Organic Promotion, Corporate Style

August 16th, 2004 · No Comments
by Booksquare

In an effort to save your bleary eyes, we will refrain from posting the husband’s thoughts on the music industry. Suffice to say, he has sufficient experience in various capacities to assure his views are well founded. Loud, but well founded. We will, however, summarize because his thesis is germane to our posting: the music industry doesn’t get it.

It is easy enough to extrapolate this rant to other entertainment industries. Just yesterday, we had an email exchange with a friend on the subject of promotion. We talked about how hit-and-run promotion doesn’t work — the online audience too jaded. Likewise, corporate shills posting as fans has been done to death.

The entertainment industry has for some years been going into chat rooms and message boards to promote its products. But Ms. [Robin] Bechtel [of Warner Brothers Records] said this kind of activity was not part of the Secret Machines [band caught in the fallout] campaign. She said the comments could have been posted independently by fans of the band who worked at the company.

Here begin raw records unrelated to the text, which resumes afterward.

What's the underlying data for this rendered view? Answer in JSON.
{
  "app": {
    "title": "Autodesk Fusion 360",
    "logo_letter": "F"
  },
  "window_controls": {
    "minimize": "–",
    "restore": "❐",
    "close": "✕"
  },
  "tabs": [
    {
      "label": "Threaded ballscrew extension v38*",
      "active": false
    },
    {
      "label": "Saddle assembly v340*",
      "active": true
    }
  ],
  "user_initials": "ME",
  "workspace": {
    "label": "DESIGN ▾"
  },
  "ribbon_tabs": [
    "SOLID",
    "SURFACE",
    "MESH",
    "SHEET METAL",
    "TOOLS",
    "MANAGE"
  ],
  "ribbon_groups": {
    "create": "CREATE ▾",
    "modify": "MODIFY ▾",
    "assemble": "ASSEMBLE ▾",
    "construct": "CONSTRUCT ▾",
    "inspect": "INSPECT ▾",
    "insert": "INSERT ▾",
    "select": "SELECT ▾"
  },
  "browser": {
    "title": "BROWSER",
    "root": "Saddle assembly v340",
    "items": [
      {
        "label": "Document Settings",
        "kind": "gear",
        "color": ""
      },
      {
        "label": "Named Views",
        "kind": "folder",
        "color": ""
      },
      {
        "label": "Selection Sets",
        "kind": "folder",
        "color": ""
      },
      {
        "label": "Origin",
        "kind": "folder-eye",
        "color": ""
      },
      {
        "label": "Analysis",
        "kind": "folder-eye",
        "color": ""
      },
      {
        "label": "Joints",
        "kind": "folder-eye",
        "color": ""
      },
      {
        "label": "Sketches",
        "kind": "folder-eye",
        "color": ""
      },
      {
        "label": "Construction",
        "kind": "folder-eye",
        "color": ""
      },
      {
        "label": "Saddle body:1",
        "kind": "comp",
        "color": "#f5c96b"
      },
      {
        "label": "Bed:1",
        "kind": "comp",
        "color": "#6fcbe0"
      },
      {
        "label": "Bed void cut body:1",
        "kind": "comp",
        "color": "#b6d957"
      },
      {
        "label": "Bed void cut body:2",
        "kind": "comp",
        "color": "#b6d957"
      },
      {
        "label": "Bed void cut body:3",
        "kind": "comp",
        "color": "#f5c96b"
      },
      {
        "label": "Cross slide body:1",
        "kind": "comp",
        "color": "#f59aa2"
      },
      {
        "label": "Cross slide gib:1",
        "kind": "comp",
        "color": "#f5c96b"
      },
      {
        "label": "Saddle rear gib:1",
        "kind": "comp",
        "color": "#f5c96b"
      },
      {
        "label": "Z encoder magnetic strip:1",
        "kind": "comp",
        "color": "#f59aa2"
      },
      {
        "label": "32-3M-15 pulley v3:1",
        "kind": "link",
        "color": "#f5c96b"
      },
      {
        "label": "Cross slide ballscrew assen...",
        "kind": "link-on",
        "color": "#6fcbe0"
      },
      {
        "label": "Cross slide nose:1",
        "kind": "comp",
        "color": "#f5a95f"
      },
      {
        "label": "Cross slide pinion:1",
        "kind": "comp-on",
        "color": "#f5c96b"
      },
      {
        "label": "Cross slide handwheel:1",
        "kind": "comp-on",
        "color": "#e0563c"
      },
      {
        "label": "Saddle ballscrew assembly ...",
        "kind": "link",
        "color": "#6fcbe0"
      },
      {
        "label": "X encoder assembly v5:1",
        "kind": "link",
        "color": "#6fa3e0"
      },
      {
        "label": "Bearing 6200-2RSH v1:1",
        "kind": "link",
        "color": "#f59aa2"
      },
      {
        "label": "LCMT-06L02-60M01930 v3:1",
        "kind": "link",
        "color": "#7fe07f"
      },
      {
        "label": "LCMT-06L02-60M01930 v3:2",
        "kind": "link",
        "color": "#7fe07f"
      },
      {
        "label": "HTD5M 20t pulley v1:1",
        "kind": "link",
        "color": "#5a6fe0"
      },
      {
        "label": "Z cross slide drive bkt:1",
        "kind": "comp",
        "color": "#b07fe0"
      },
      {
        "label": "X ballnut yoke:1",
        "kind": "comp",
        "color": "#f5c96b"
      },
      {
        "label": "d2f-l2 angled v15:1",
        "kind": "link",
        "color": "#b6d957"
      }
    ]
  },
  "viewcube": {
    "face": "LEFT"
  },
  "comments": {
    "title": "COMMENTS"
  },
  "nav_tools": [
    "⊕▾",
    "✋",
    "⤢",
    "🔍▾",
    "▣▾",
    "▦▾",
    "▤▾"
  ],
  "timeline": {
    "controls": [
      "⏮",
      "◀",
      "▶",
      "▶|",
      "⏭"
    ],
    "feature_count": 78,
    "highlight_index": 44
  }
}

Only an entertainment industry executive could say that with a straight face.

Making books, records, even films available to independent publications (we’re including blogs here) is a great way to build buzz. Trying to drive the editorial discussion from cushy corporate offices is generally not such a great buzz builder. The artist will be viewed with the same skepticism applied to the corporate entity:

“You can’t just dive headfirst into a subculture and expect it to bend over backwards to cater to your lame attempt at free advertising,” said Andrew Nosnitsky, a senior at George Washington University who writes about hip-hop on his blog at Mr. Nosnitsky also mocked Warner for sending a rock track to a hip-hop site.

This Internet thing has been around long enough that we would think someone in publishing or music or film would catch a clue. It is our belief that what we don’t get, we fear. And even the most tech-savvy junior executive is soon hypnotized by the corporate belief system (file sharing is bad, etc), and true opportunities are missed. Warner treated blogs in a manner they wouldn’t attempt with print publications (yes, hold your laughter, we’re painting with a broad brush here) — they tried to increase their odds in a dishonest and obvious manner. These are people who don’t understand the technology they seek to exploit. Planets have been known to blow up because of technological mistakes like that.

The Secret Machines, and we’ve heard enough of their music to have a neutral opinion of them, face the same problem midlist authors face: lots of products, few venues for breaking out of the pack. Word-of-mouth is the best selling tool available in tihs situation. If only certain entities understood that word of mouth isn’t quite defined as words coming from the mouth of the vice-president in charge of promoting this artist.

File Under: Square Pegs